The Lacrosse School District was one of the first in the state to offer pre-k schooling. So when a state senator says he wants to scrap the program, Kember says look elsewhere.
Senator Grothman said the state shouldn't encourage new 4K programs because taxpayers can't afford them. Kember counters that pre-k is in 85 percent of the state's school districts and with three times as many students as a decade ago.
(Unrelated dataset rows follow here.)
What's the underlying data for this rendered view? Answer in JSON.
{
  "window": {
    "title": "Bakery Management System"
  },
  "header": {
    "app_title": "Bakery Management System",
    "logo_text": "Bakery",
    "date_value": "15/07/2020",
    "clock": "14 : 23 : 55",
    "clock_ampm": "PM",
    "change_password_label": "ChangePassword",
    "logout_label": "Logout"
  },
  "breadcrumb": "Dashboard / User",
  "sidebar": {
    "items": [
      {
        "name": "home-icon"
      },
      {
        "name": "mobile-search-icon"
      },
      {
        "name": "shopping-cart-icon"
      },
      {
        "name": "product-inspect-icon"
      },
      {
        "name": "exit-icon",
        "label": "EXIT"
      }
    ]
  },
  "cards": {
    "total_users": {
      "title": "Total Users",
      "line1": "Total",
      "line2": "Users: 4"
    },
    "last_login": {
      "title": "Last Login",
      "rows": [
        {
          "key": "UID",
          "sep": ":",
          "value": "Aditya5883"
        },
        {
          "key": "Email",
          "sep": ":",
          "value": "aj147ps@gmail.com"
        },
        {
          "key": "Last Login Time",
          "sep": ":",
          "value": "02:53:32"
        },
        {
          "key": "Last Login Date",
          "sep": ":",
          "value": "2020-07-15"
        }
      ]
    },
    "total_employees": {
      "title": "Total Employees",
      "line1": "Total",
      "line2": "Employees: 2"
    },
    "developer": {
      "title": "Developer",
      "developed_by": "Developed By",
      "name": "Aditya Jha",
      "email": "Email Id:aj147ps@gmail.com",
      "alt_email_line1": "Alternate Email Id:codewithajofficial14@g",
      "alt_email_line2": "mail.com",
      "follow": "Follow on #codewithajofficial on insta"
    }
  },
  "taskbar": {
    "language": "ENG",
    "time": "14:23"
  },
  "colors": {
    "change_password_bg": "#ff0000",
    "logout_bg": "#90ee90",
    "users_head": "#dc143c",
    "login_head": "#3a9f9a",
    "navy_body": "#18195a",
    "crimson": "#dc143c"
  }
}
Strengthening the ability of community banks to lend to Wisconsin’s agriculture community is a topic to be addressed at a public hearing held by the Senate Committee on Financial Institutions and Rural Issues. Individuals who are concerned about the over-reaching effects of federal regulations on small community banks are welcome to attend and listen to invited speakers from the financial industry. The hearing will be held on Wednesday, from 1:30 p.m. – 3:30 p.m. at the Lunda Center on the campus of Western Technical College.
As Chair of the Senate Agriculture Committee and a member of the Financial Institutions and Rural Issues Committee, State Senator Dan Kapanke (R-La Crosse) is concerned about the growing problem of community banks being able to lend to local farmers and agriculture businesses. An example is Citizens First Bank in Viola where Vice President Eric Nottestad indicated that the current banking regulations paint the mega banks with the same brush as the small town community bank and bankers.Senator Kapanke looks forward to a vigorous discussion on this issue – “Getting people back to work begins by opening up the lending process for small businesses and farmers in Wisconsin.”
A solution in search of a problem? That's not exactly how West Salem administrator and clerk Theresa Schnitzler would describe a proposal in Madison to mandate voters have a picture ID at the polls. To her, it's more like a problematic idea that would create even bigger problems at the polls. Besides a possibility of disenfranchising those voters who don't have a state issued ID, Schnitzler also worries about the extra paperwork with provisional ballots, and how the process for absentee ballots will change if a picture ID is needed to vote that way.
Key words this week: Equality, diversity, tolerance. Thomas Harris is a guy well-versed in the use of those words as organizer of yesterday's Martin Luther King observance. We talked to Harris about the seeming lack of diversity among La Crosse city hall employees. Harris says he actually sees progress in that area. Some progress. Baby steps, he calls them. Harris says credentialed people of color need to begin to recognize the value of living and working in La Crosse. At that point, maybe they'll start applying for jobs in city hall. We found just 17 racial minorities working in city hall at the end of 2010. None of those are black.